Subcontractor Must Arbitrate Against Contractor Before Suing Bonding Company

Kegler Brown Construction Newsletter

A California appellate court has ruled that a subcontractor must finish his arbitration proceedings against the prime contractor, before he can file suit against the contractor's surety on the payment bond. Federal Ins. Co. v. Superior Court, 1998 WL 18054 (Jan. 21, 1998).

A similar result might be reached under Ohio law in that O.R.C. ยง2711.02 requires the Court to stay the entire court "action" (until the arbitration is concluded), if there is a mandatory arbitration provision dealing with the dispute.

This means that any action against the surety under the payment bond is delayed because subcontractors generally cannot arbitrate against a surety because they do not have privity of contract.

This case points out one of the practical disadvantages of arbitration for subcontractors on bonded public projects.
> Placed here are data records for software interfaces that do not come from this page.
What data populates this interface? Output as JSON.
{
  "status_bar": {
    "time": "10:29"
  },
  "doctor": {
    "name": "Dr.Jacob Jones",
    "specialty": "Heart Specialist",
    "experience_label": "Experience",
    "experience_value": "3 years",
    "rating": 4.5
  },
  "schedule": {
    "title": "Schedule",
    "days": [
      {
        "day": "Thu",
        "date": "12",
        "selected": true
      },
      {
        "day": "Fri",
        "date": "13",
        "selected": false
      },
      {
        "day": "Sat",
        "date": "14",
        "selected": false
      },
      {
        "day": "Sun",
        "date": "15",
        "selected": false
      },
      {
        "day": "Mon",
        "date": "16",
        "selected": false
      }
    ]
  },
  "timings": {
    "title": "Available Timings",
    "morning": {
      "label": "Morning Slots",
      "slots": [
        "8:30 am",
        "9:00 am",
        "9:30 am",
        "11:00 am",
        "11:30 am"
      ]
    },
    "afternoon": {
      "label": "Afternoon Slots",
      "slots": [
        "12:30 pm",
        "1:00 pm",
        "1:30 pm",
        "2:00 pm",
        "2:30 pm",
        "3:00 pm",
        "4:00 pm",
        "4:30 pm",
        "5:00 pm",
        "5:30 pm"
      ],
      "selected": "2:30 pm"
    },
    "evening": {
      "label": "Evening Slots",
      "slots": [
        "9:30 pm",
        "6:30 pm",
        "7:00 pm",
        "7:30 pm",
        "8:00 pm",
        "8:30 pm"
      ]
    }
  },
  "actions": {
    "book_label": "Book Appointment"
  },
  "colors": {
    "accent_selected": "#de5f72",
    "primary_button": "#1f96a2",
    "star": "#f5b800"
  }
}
A subcontractor interested in a timely and cost-effective resolution of his payment claim may be frustrated by finding that he not only is unpaid following an arbitration with an insolvent or uncooperative contractor, but also that he has to file suit in this "second action" against the surety to actually get paid.